|Auditor General Sankareh|
Wednesday, November 28, 2012
Gambia Gov’t spent hundreds of millions of dalasi without proper documentation, auditor general reveals
The Gambia government has done payments or entered into financial transactions without adequate and proper documentations making it very difficult to certify the transactions are really free of fraud or in some cases the truthfulness of the transactions, reveals the Auditor Genegal’s report.
In the report, Auditor General Babucarr Sankareh, who raised eyebrow about the irregularities of the government’s financial transactions, said in the process of auditing government accounts, he did not receive appropriate and sufficient information to confirm the occurrence, accuracy, or even the existences of some financial transactions.
“The scope of my audit was limited,” Mr Sankareh said in the audited report he prepared after auditing the financial statements of The Gambia government for the year ended 31 December 2007.
In the report presented to the National Assembly in Banjul in October 2012, Mr Sankareh said that during his audit, he noted that the government purchased vehicles on credit amounting to over D77 million in 2007.
“These were single source procurements from TK Motors in contravention to the regulations of the Gambia Public Procurement Authority [GPPA],” he said. “MOFEA (Ministry of Finance and Economic Affairs) was unable to provide documentation showing any approval from GPPA. Detailed policies and procedures for the purchase of vehicles were not in place.”
That aside, the Auditor General said during the year (2007), government made payments amounting to over D33 million for which he, as the auditor general, was not provided with proper and adequate supporting documents.
“Payment vouchers for D3,190,388.11 of these payments were not presented while the balance of D30,195,035.50 had payment vouchers without adequate supporting documents in contraventions to the Financial Instructions,” he said.
“In the absence of payment vouchers and adequate supporting documentation, I was not able to confirm the validity of the payments,” he added.
Again, Mr Sankareh disclosed that he identified balances totaling over D38 million as 31 December 2007 held for government in commercial bank accounts that were not reported.
The Budget Management and Accountability Act states that commercial bank accounts may only be used in exceptional circumstances and with the approval of the Secretary of State and Permanent Secretary. “I was not provided with evidence that the appropriate approval was received for the opening and operation of these accounts,” Mr Sankareh remarked.
Furthermore, the Auditor General also revealed that no information or relevant documents relating to the sale of Gamtel/Gamcel in 2007 were provided by the Ministry of Finance “despite several verbal requests during the audit and four formal written requests I made over a period of one year”.

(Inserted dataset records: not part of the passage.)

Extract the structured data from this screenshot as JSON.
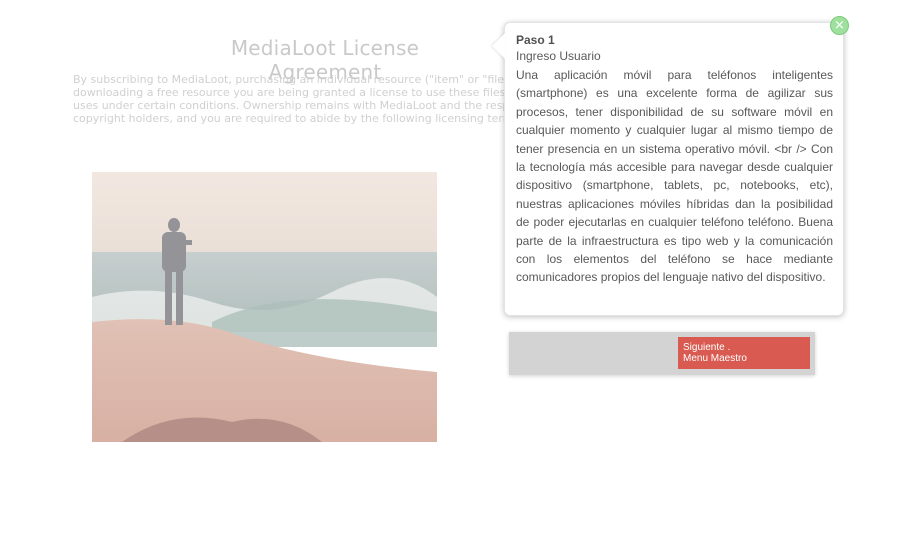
{
  "page": {
    "title": "MediaLoot License Agreement",
    "license_lines": [
      "By subscribing to MediaLoot, purchasing an individual resource (\"item\" or \"file\") or",
      "downloading a free resource you are being granted a license to use these files for specific",
      "uses under certain conditions. Ownership remains with MediaLoot and the respective",
      "copyright holders, and you are required to abide by the following licensing terms."
    ]
  },
  "tour": {
    "step": "Paso 1",
    "subtitle": "Ingreso Usuario",
    "description": "Una aplicación móvil para teléfonos inteligentes (smartphone) es una excelente forma de agilizar sus procesos, tener disponibilidad de su software móvil en cualquier momento y cualquier lugar al mismo tiempo de tener presencia en un sistema operativo móvil. <br /> Con la tecnología más accesible para navegar desde cualquier dispositivo (smartphone, tablets, pc, notebooks, etc), nuestras aplicaciones móviles híbridas dan la posibilidad de poder ejecutarlas en cualquier teléfono teléfono. Buena parte de la infraestructura es tipo web y la comunicación con los elementos del teléfono se hace mediante comunicadores propios del lenguaje nativo del dispositivo.",
    "close_symbol": "×",
    "next_line1": "Siguiente .",
    "next_line2": "Menu Maestro"
  },
  "colors": {
    "close": "#9fe09f",
    "next_button": "#d95a50",
    "footer": "#d3d3d3"
  },
  "icons": {
    "close": "close-icon",
    "pointer": "callout-pointer"
  }
}
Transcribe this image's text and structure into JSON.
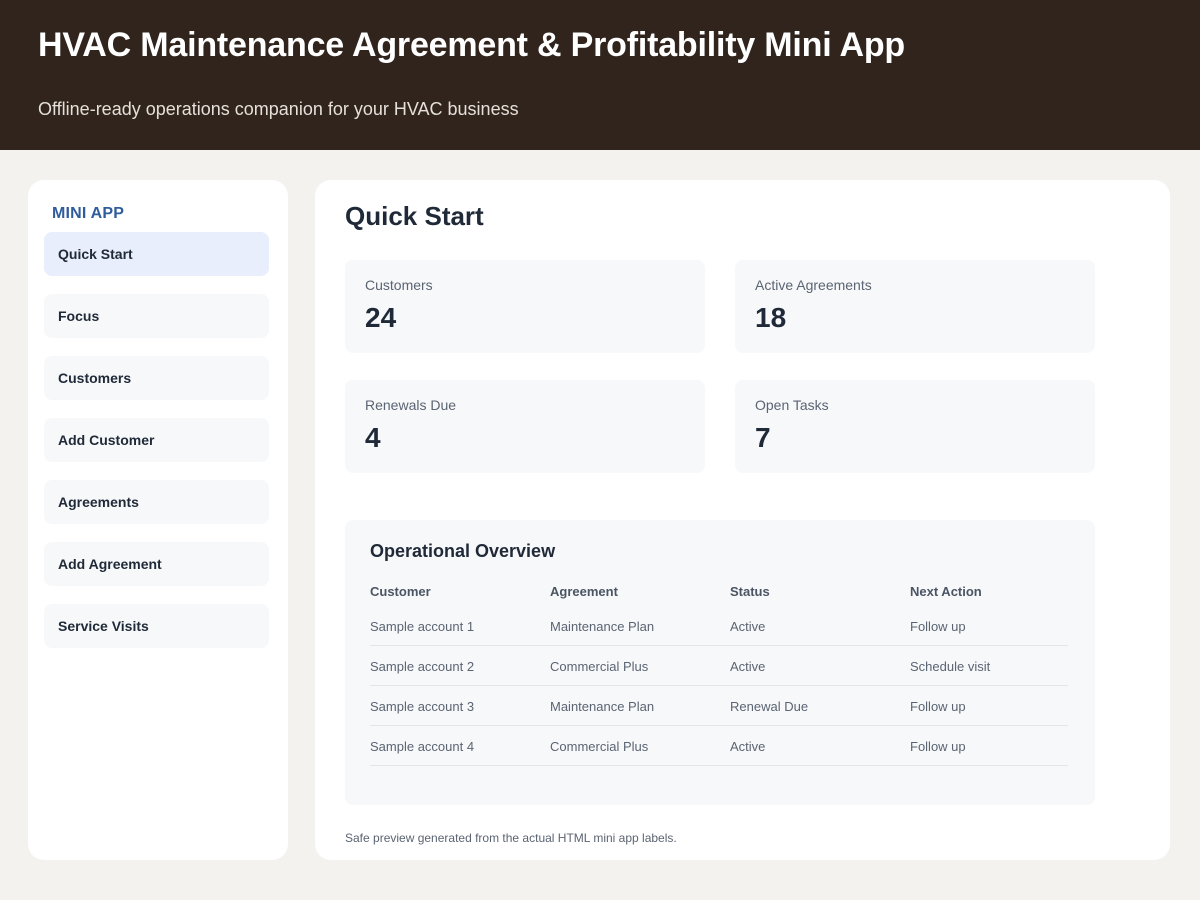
{
  "header": {
    "title": "HVAC Maintenance Agreement & Profitability Mini App",
    "subtitle": "Offline-ready operations companion for your HVAC business"
  },
  "sidebar": {
    "title": "MINI APP",
    "items": [
      {
        "label": "Quick Start"
      },
      {
        "label": "Focus"
      },
      {
        "label": "Customers"
      },
      {
        "label": "Add Customer"
      },
      {
        "label": "Agreements"
      },
      {
        "label": "Add Agreement"
      },
      {
        "label": "Service Visits"
      }
    ]
  },
  "main": {
    "title": "Quick Start",
    "stats": [
      {
        "label": "Customers",
        "value": "24"
      },
      {
        "label": "Active Agreements",
        "value": "18"
      },
      {
        "label": "Renewals Due",
        "value": "4"
      },
      {
        "label": "Open Tasks",
        "value": "7"
      }
    ],
    "overview": {
      "title": "Operational Overview",
      "columns": [
        "Customer",
        "Agreement",
        "Status",
        "Next Action"
      ],
      "rows": [
        [
          "Sample account 1",
          "Maintenance Plan",
          "Active",
          "Follow up"
        ],
        [
          "Sample account 2",
          "Commercial Plus",
          "Active",
          "Schedule visit"
        ],
        [
          "Sample account 3",
          "Maintenance Plan",
          "Renewal Due",
          "Follow up"
        ],
        [
          "Sample account 4",
          "Commercial Plus",
          "Active",
          "Follow up"
        ]
      ]
    },
    "footnote": "Safe preview generated from the actual HTML mini app labels."
  },
  "colors": {
    "header_bg": "#30241c",
    "accent": "#2f5d9c",
    "active_nav_bg": "#e8eefb",
    "page_bg": "#f3f2ee"
  }
}
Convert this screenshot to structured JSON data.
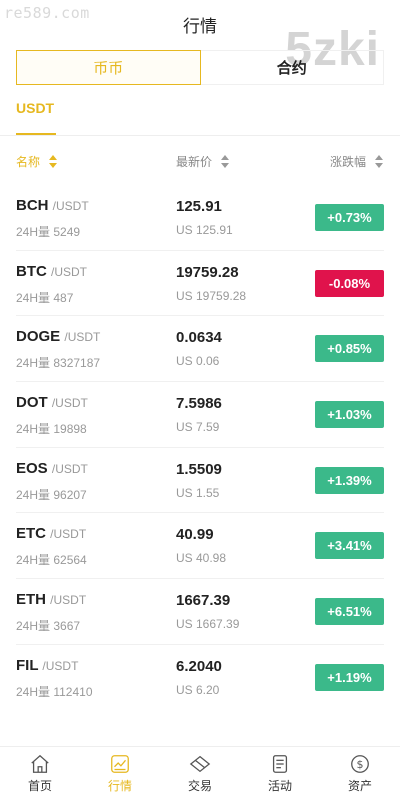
{
  "watermarks": {
    "left": "re589.com",
    "right": "5zki"
  },
  "page_title": "行情",
  "segment": {
    "active": "币币",
    "inactive": "合约"
  },
  "subtab": "USDT",
  "columns": {
    "name": "名称",
    "price": "最新价",
    "change": "涨跌幅"
  },
  "colors": {
    "accent": "#e6b820",
    "up": "#3bb98a",
    "down": "#e0134c"
  },
  "rows": [
    {
      "symbol": "BCH",
      "quote": "/USDT",
      "volume": "24H量 5249",
      "price": "125.91",
      "usd": "US 125.91",
      "change": "+0.73%",
      "direction": "up"
    },
    {
      "symbol": "BTC",
      "quote": "/USDT",
      "volume": "24H量 487",
      "price": "19759.28",
      "usd": "US 19759.28",
      "change": "-0.08%",
      "direction": "down"
    },
    {
      "symbol": "DOGE",
      "quote": "/USDT",
      "volume": "24H量 8327187",
      "price": "0.0634",
      "usd": "US 0.06",
      "change": "+0.85%",
      "direction": "up"
    },
    {
      "symbol": "DOT",
      "quote": "/USDT",
      "volume": "24H量 19898",
      "price": "7.5986",
      "usd": "US 7.59",
      "change": "+1.03%",
      "direction": "up"
    },
    {
      "symbol": "EOS",
      "quote": "/USDT",
      "volume": "24H量 96207",
      "price": "1.5509",
      "usd": "US 1.55",
      "change": "+1.39%",
      "direction": "up"
    },
    {
      "symbol": "ETC",
      "quote": "/USDT",
      "volume": "24H量 62564",
      "price": "40.99",
      "usd": "US 40.98",
      "change": "+3.41%",
      "direction": "up"
    },
    {
      "symbol": "ETH",
      "quote": "/USDT",
      "volume": "24H量 3667",
      "price": "1667.39",
      "usd": "US 1667.39",
      "change": "+6.51%",
      "direction": "up"
    },
    {
      "symbol": "FIL",
      "quote": "/USDT",
      "volume": "24H量 112410",
      "price": "6.2040",
      "usd": "US 6.20",
      "change": "+1.19%",
      "direction": "up"
    }
  ],
  "tabbar": [
    {
      "label": "首页",
      "icon": "home-icon",
      "active": false
    },
    {
      "label": "行情",
      "icon": "chart-icon",
      "active": true
    },
    {
      "label": "交易",
      "icon": "diamond-icon",
      "active": false
    },
    {
      "label": "活动",
      "icon": "document-icon",
      "active": false
    },
    {
      "label": "资产",
      "icon": "dollar-icon",
      "active": false
    }
  ]
}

In 2007, The Gambia government sold 50 percent share of Gamtel/Gamcel for a purported US$35 million to Spectrum Company. In November 2008, government terminated the partnership agreement and by this time, it had received US$28.5 million, leaving a balance of US$6.5 million outstanding.

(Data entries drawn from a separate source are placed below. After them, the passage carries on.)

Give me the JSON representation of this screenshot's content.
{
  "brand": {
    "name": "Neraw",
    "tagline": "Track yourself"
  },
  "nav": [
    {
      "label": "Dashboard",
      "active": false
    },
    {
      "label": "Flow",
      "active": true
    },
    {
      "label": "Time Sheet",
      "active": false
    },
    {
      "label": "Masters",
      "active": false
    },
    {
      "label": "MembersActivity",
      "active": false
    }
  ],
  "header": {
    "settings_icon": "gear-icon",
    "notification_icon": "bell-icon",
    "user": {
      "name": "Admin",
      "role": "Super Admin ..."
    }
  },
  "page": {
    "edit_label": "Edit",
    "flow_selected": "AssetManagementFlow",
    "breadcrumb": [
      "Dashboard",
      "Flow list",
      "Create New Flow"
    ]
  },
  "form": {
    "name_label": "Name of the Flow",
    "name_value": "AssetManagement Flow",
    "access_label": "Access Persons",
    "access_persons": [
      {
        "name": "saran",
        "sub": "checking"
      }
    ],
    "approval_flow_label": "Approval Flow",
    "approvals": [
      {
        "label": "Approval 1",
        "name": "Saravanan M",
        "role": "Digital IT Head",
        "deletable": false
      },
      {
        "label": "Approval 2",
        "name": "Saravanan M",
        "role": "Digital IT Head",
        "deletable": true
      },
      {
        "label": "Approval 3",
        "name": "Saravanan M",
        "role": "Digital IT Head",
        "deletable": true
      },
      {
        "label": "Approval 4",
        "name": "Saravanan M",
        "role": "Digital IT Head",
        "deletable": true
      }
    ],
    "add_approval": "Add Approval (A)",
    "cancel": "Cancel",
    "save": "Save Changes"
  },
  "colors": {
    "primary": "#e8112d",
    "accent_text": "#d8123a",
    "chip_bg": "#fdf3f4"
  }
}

“Despite several requests for information and documentation on the terms and conditions of the sale, the processes followed, payments received and any outstanding balances,” Mr Sankareh said, “MOFEA failed in their responsibility to proof information relating to the sale.”
“I was therefore unable to carryout appropriate audit procedures to ascertain the regularity of the sale. Treasury did not issued any receipts during the year for any revenue from this sale and the financial statements do not show any revenues from the sale or relevant disclosures.
“Again, the government paid D20 million during the year (2007) following its decision to capitalize the Central Bank with D100 million over five years.”
“The balances of D80 million was not disclosed in the Statement of Outstanding Commitments by Ministries,” he reported. “I was not provided with explanations on the full circumstances for the capitalization.”
Severe delays in the submissions of government accounts
The auditor general also raised eyebrow about the severe delays in receiving the reports of the Gambia government.
The 2007 Financial Statements of The Gambia were not submitted within three months of end of the previous financial year by the Treasury Directorate, contrary to the Budget Management and Accountability Act which states that the accounts should be submitted to the Auditor-General not later than three months after the end of the financial year.
The Constitution of The Gambia 1997 states that the Auditor-General shall within six months of the end of the immediately preceding financial year …report to the National Assembly on the accounts and draw attention to any irregularities in the accounts audited and to any other matter which, in his or her opinion, ought to be brought to the notice of the National Assembly.
“I could not meet the above Constitutional requirement, due to the late submission of the financial statement by the Treasury Directorate,” the Auditor General said.
He pointed out that the 2007 financial statements were submitted and resubmitted five times. The last submission, he said, was done on 4 August 2011.
Mr Sankareh said this is indicative of a lack of quality control processes over financial statements production at the Treasury Directorate and has severely impacted the timely completion of the Audit since some of the documents had to be re-audited after each resubmission.
He said it would appear that the primary aim of the hurried action (of the treasury directorate leading to submission of haphazard reports) was to meet the statutory deadlines and to satisfy government’s external partners.